When Leah suggested we do a long run with our friend Lydia, I immediately suggested the Holland Lake to Holland Lookout loop in the Bob Marshall Wilderness. Fortunately, they were both excited about the idea, so after a huge breakfast at the River City Grill in Bonner, we rallied out to Holland Lake. We kept the pace bright but relaxed, and the run to upper Holland Lake was enjoyable and quick, and aside from a few huckleberry picking stops, the short push to Pendant pass was also quick. With a cool breeze in the air, we lost no time dropping down Pendant creek all they way to Pendant and Big Salmon Falls. This portion of the trail was muddy from the recent rain and heavy horse traffic, and we spent a lot of time walking around puddles.  
Distractions along the trail.
Lydia and Leah climbing to Pendant pass.
Rolling down Pendant creek.
From the falls, we managed to run by the Smokey Creek trail junction, but we realized our error quickly, and an easy backtrack had us back on route.  After a hard climb through wet brush to Smokey lakes, we continued up to Necklace lakes for a late lunch break. Refreshed, we made the final short push up to the Holland Lookout. The views from the top were unobstructed by clouds, and we took another full break to appreciate it all. We descended the Lookout trail, and the descent was smooth and easy. In fact, we all arrived at the car pleasantly tired, but far from worked after about 25 miles and something well north of 5,000 vertical feet of exploring in the Bob.
A questionable looking guy (Brian) in front of a beautiful mountain (Buck).
Montana had a bumper crop of beargrass this year.
Here, Leah climbs though it.
Newly weds celebrating at the Holland lookout.  Photo: Lydia
Team Storyberg was not able to keep up with Lydia on the long, smooth downhill back to the car.

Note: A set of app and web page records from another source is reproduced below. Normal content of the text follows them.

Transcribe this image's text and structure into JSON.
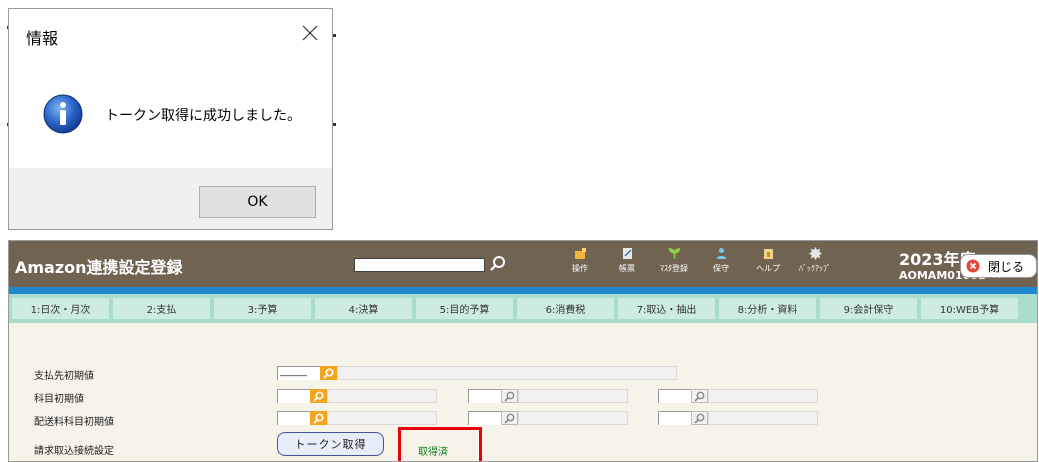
{
  "dialog": {
    "title": "情報",
    "message": "トークン取得に成功しました。",
    "ok_label": "OK"
  },
  "app": {
    "title": "Amazon連携設定登録",
    "search_value": "",
    "toolbar": [
      "操作",
      "帳票",
      "ﾏｽﾀ登録",
      "保守",
      "ヘルプ",
      "ﾊﾞｯｸｱｯﾌﾟ"
    ],
    "year": "2023年度",
    "user_id": "AOMAM01001",
    "close_label": "閉じる",
    "tabs": [
      "1:日次・月次",
      "2:支払",
      "3:予算",
      "4:決算",
      "5:目的予算",
      "6:消費税",
      "7:取込・抽出",
      "8:分析・資料",
      "9:会計保守",
      "10:WEB予算"
    ],
    "fields": {
      "payee_label": "支払先初期値",
      "payee_code": "______",
      "subject_label": "科目初期値",
      "shipping_label": "配送料科目初期値",
      "billing_label": "請求取込接続設定"
    },
    "token_button": "トークン取得",
    "status_text": "取得済"
  },
  "colors": {
    "header": "#706352",
    "blue_band": "#1d89cc",
    "tab_bar": "#a9dccb",
    "tab": "#cdebdf",
    "magnifier": "#f5a41e",
    "highlight": "#e60012",
    "status_text": "#0a7a1a"
  }
}
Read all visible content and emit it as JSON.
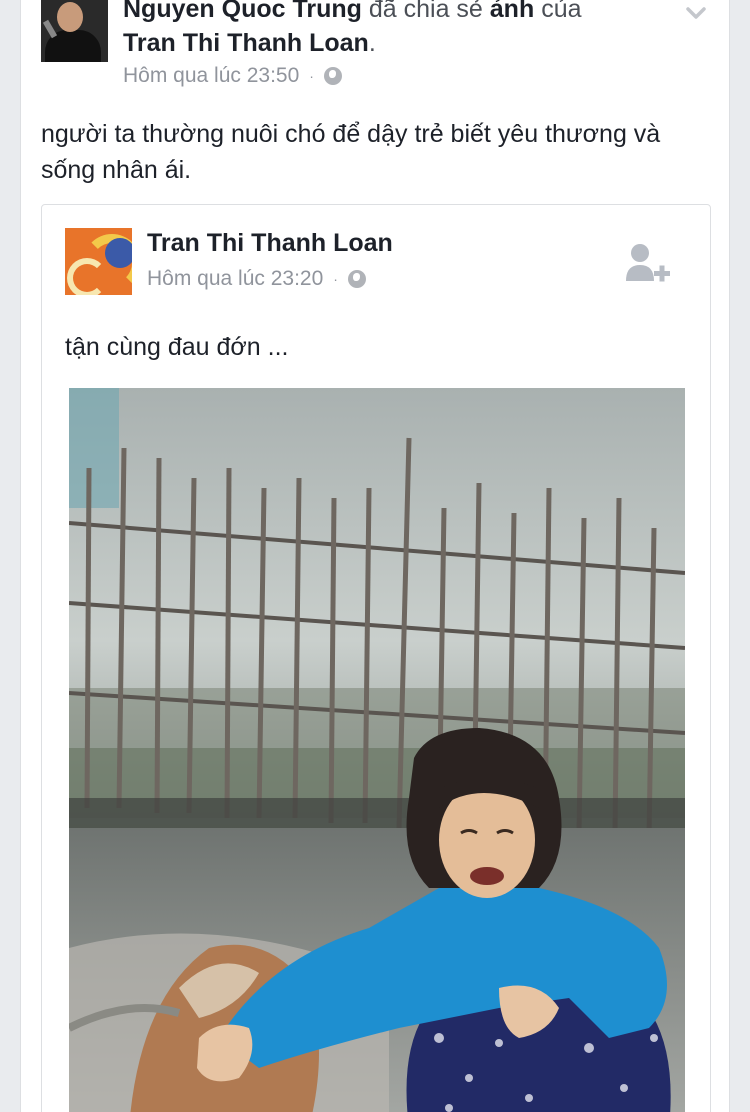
{
  "post": {
    "author": "Nguyen Quoc Trung",
    "share_verb": "đã chia sẻ",
    "share_object": "ảnh",
    "share_of": "của",
    "original_author": "Tran Thi Thanh Loan",
    "period": ".",
    "timestamp": "Hôm qua lúc 23:50",
    "separator": "·",
    "caption": "người ta thường nuôi chó để dậy trẻ biết yêu thương và sống nhân ái."
  },
  "shared_post": {
    "author": "Tran Thi Thanh Loan",
    "timestamp": "Hôm qua lúc 23:20",
    "separator": "·",
    "text": "tận cùng đau đớn ..."
  },
  "icons": {
    "chevron": "chevron-down-icon",
    "privacy": "globe-icon",
    "add_friend": "add-friend-icon"
  },
  "colors": {
    "background": "#e9ebee",
    "card": "#ffffff",
    "meta_text": "#90949c",
    "primary_text": "#1d2129",
    "child_sweater": "#1e8fd0"
  }
}
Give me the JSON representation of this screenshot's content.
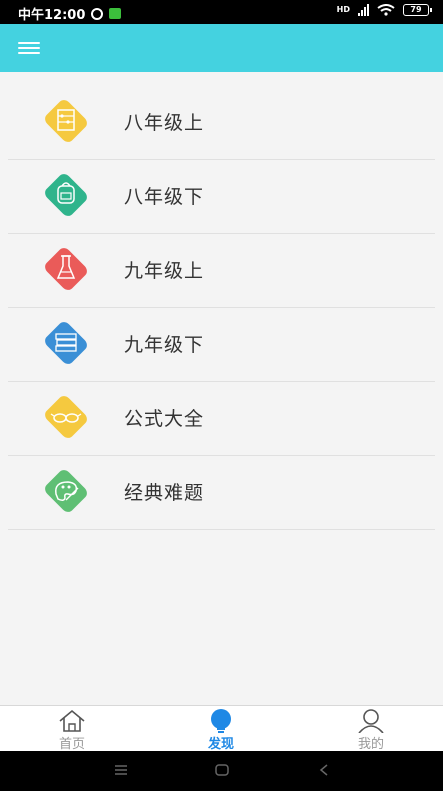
{
  "status_bar": {
    "time": "中午12:00",
    "hd": "HD",
    "battery": "79"
  },
  "colors": {
    "app_bar": "#44d2e0",
    "accent": "#1e88e5"
  },
  "list": {
    "items": [
      {
        "label": "八年级上",
        "icon": "abacus-icon",
        "color": "#f5c93f"
      },
      {
        "label": "八年级下",
        "icon": "backpack-icon",
        "color": "#2fb48c"
      },
      {
        "label": "九年级上",
        "icon": "flask-icon",
        "color": "#ea5b59"
      },
      {
        "label": "九年级下",
        "icon": "books-icon",
        "color": "#3a8fd6"
      },
      {
        "label": "公式大全",
        "icon": "glasses-icon",
        "color": "#f5c93f"
      },
      {
        "label": "经典难题",
        "icon": "palette-icon",
        "color": "#5fbf74"
      }
    ]
  },
  "bottom_nav": {
    "home": "首页",
    "discover": "发现",
    "mine": "我的"
  }
}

Aside from the novelty of pushing deep into the Wilderness, I thought that the Pendant and Smokey Creek portions were the least enjoyable parts of the loop.  As long as one does not mind a shorter run, a Lower to Upper Holland to Sap[hire lakes to the Lookout would be a higher quality outing, I think. Also, Lydia is running really well right now. I certaintly wouldn't want to have her breathing down my neck on a downhill in the last few miles of a long race...